Although our smallholding journey has evolved over time, our ethos has always been the same; the desire to live more authentically, closer to nature and a slower paced rhythm of life in tune with the seasons.
We are also keen to make our smallholding life as sustainable as possible. So, for example, while our sheep are tame and cuddly, we ensure that they earn their keep and can pay for their own hay, sheep nuts, lick buckets and vet visits.
When we first kept sheep, we used to breed them, popping out little lambs each spring. Coloured Ryelands were classed as a rare breed back then, so we were keen to boost numbers and promote interest in them. Breeding an unusual sheep which we knew there was a demand for, from people who wanted cute lawnmowers, was also a convenient excuse for us to avoid the freezer option.
While we are not vegetarians, (we eat meat but only if it’s locally and ethically produced), we weren’t very good at producing lambs exclusively “for the freezer”. But we were equally uneasy selling lambs as “pets”. Keeping sheep as “pets” or rearing them for the freezer is all about satisfying a human need so when you think about it, there is not much difference, and it didn’t sit well with us either way. The real truth is we got very attached to our lambs and it was always a huge wrench having to say goodbye to them wherever they went and for whatever reason.

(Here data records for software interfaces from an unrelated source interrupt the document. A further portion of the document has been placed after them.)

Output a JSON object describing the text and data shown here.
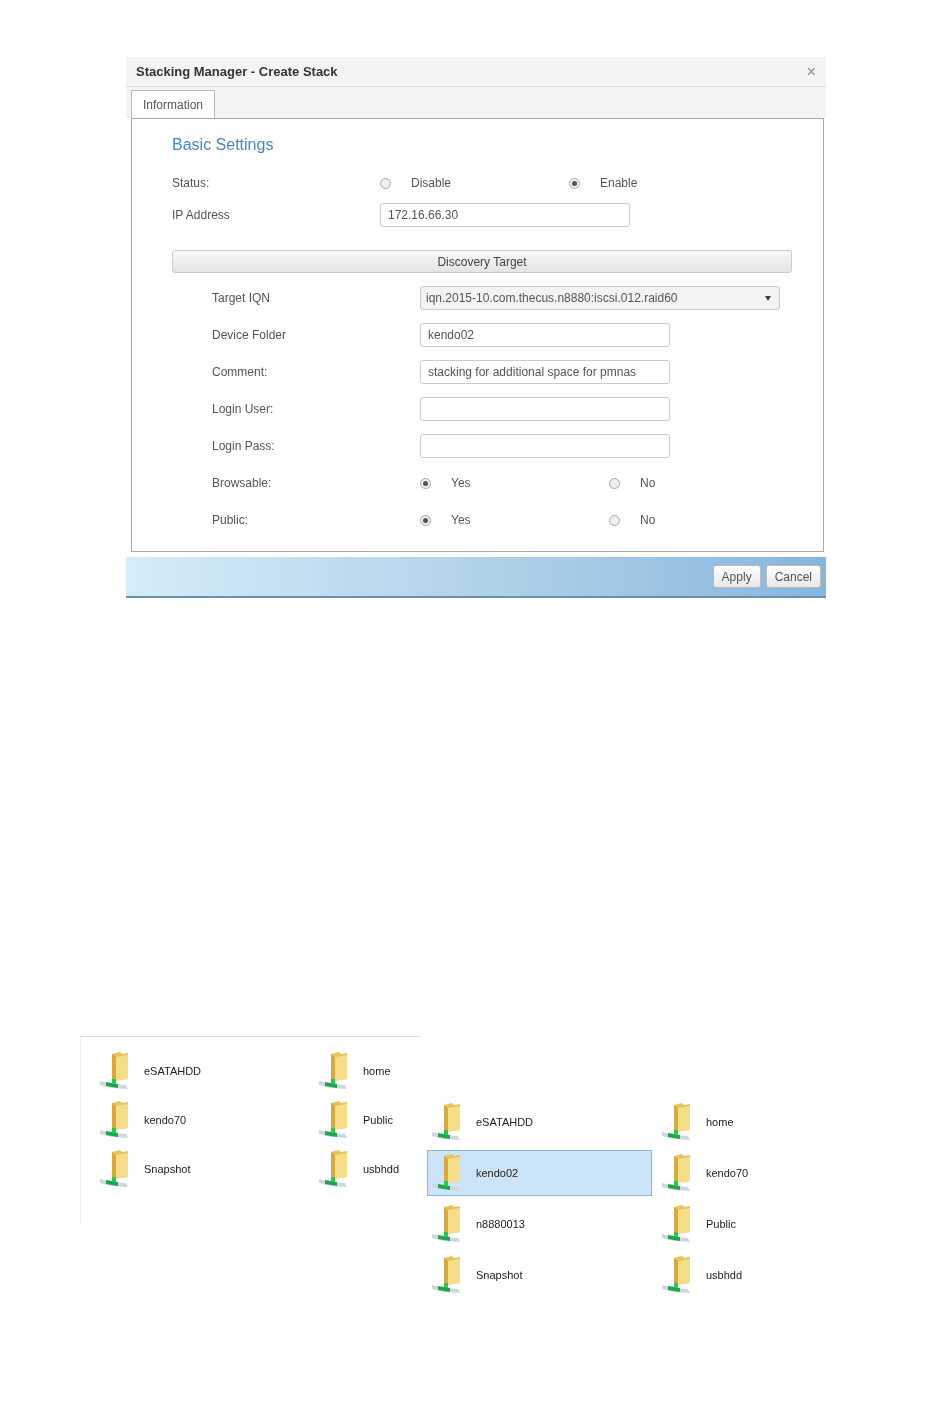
{
  "dialog": {
    "title": "Stacking Manager - Create Stack",
    "close": "×",
    "tabs": [
      {
        "label": "Information",
        "selected": true
      }
    ],
    "section_title": "Basic Settings",
    "settings": [
      {
        "kind": "radio",
        "label": "Status:",
        "options": [
          {
            "label": "Disable",
            "selected": false
          },
          {
            "label": "Enable",
            "selected": true
          }
        ]
      },
      {
        "kind": "text",
        "label": "IP Address",
        "value": "172.16.66.30"
      }
    ],
    "discovery_header": "Discovery Target",
    "target_fields": [
      {
        "kind": "select",
        "label": "Target IQN",
        "value": "iqn.2015-10.com.thecus.n8880:iscsi.012.raid60"
      },
      {
        "kind": "text",
        "label": "Device Folder",
        "value": "kendo02"
      },
      {
        "kind": "text",
        "label": "Comment:",
        "value": "stacking for additional space for pmnas"
      },
      {
        "kind": "text",
        "label": "Login User:"
      },
      {
        "kind": "text",
        "label": "Login Pass:"
      },
      {
        "kind": "radio",
        "label": "Browsable:",
        "options": [
          {
            "label": "Yes",
            "selected": true
          },
          {
            "label": "No",
            "selected": false
          }
        ]
      },
      {
        "kind": "radio",
        "label": "Public:",
        "options": [
          {
            "label": "Yes",
            "selected": true
          },
          {
            "label": "No",
            "selected": false
          }
        ]
      }
    ],
    "buttons": [
      "Apply",
      "Cancel"
    ]
  },
  "share_views": [
    {
      "items": [
        {
          "name": "eSATAHDD",
          "selected": false
        },
        {
          "name": "home",
          "selected": false
        },
        {
          "name": "kendo70",
          "selected": false
        },
        {
          "name": "Public",
          "selected": false
        },
        {
          "name": "Snapshot",
          "selected": false
        },
        {
          "name": "usbhdd",
          "selected": false
        }
      ]
    },
    {
      "items": [
        {
          "name": "eSATAHDD",
          "selected": false
        },
        {
          "name": "home",
          "selected": false
        },
        {
          "name": "kendo02",
          "selected": true
        },
        {
          "name": "kendo70",
          "selected": false
        },
        {
          "name": "n8880013",
          "selected": false
        },
        {
          "name": "Public",
          "selected": false
        },
        {
          "name": "Snapshot",
          "selected": false
        },
        {
          "name": "usbhdd",
          "selected": false
        }
      ]
    }
  ]
}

Having made the move to Scotland in 2017, to our larger smallholding, with more sheep, it became apparent that the demand for Coloured Ryelands was dropping. Perhaps there was less call for them in Scotland, or perhaps the breed was more established and no longer as desirable? We’ll probably never know, but after lambing in the spring of 2019, we decided that that would be our last year breeding. We would have to rethink things if we wanted to continue to keep sheep.
Round about the same time, the felted fleece rugs which I had started making were beginning to take off. Happily they not only took off, they proved to be a success and a far more viable option than yearly breeding for keeping our sheep sustainably. Now our flock are exclusively wool producers. They can live out their years on our smallholding, roaming the hills until they die naturally of old age.

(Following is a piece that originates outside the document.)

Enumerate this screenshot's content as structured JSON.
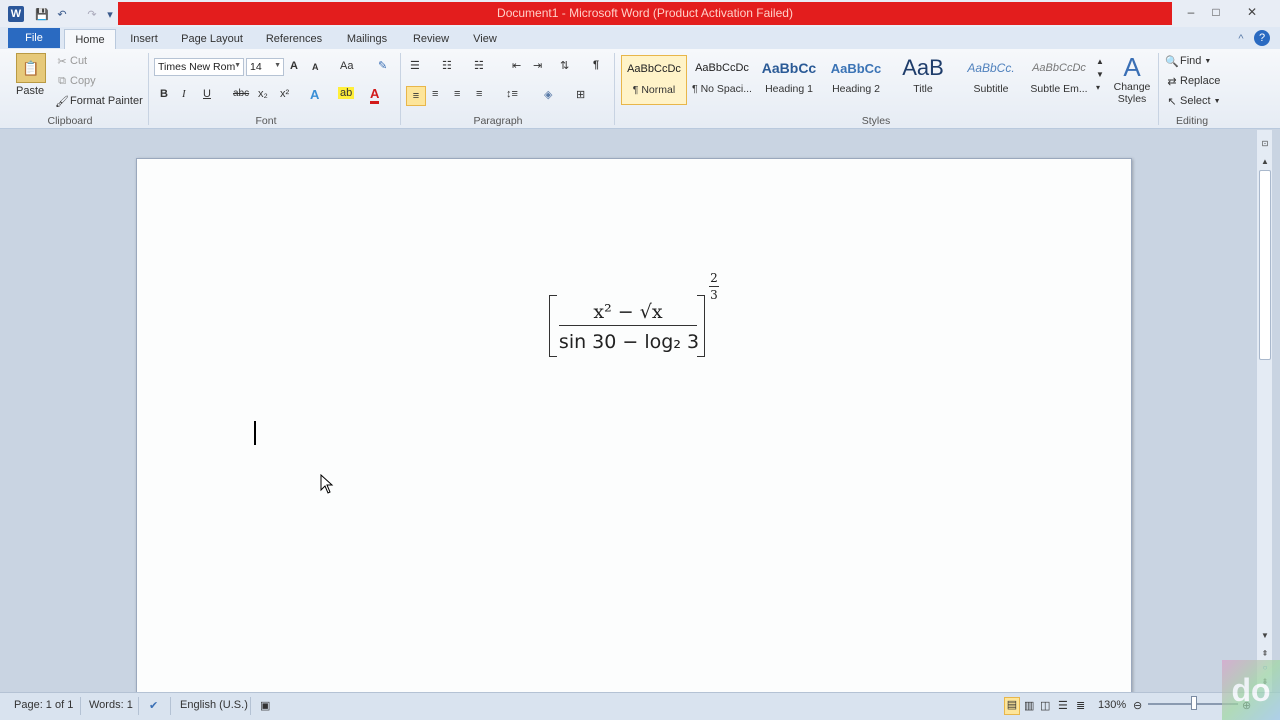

Our flock is a mixture of ages, we have “the old girls” which we brought with us from Somerset back in 2017. These older ladies are nine or ten now and happy to mooch about telling the younger flock members stories of their youth. The youngest members of the flock are two years old (although we still call them lambs), and their names all begin with the letter “Y”. This is because 2019 was the year of the “Y” in the Ryeland naming tradition.
Other than sheep, we also keep six hens and a cockerel who live in the orchard next to our house. These are a happy bunch who spend their time free ranging, pecking around under the apple trees. One of their favourite activities is having dust baths in the lambing shed which happens also to be in the orchard. Our hens breed naturally, mostly every year one of them goes off and hides, then reappears three weeks later with a bunch of chicks. Numbers can vary between one, and a whopping thirteen which we had courtesy of Mrs Mills in 2018. Most of our hens are Mrs Mills’ chicks in fact.
We also love dogs and have always had rescue dogs. At the moment we just have George, our Anatolian Shephard mix, a rescue from Greece. George is happiest around the sheep, his breed is “Sheep Guardian” so he’s naturally drawn them. His favourite sheep friend is Ursi, they are great pals.
Aside from our own animals, we are also passionate about wildlife. We are creating wildlife corridors and nursing existing habitats, most of which entails planting trees. Previous owners had planted some woodland and trees dotted around the place. We have been extending this by planting to make a more connected forest that surrounds most of the property. We also plan to convert some of the fencing into hedges, though it will have to be sheep proof.
Our duck house is yet to be used, though it has been inspected. Maybe at some point we’ll have ducklings? Amphibians thrive and we have a multitude of frogs, toads and lizards. Our bird feeders are mobbed and need frequent topping up.
Of course, a sustainable lifestyle means vegetables. When we moved here, there was a tiny plot and generally poor soil. We have created a much larger area, added a herb garden, a fruit area and a polytunnel. This year, after 4 years of diligent muck spreading, we have a bumper crop of onions, kale, spinach, chard and salads. The tomatoes are thriving in the polytunnel and we have carrots, cabbage, beetroot, turnips and parsnips awaiting harvesting in the autumn. We really like our winter soups.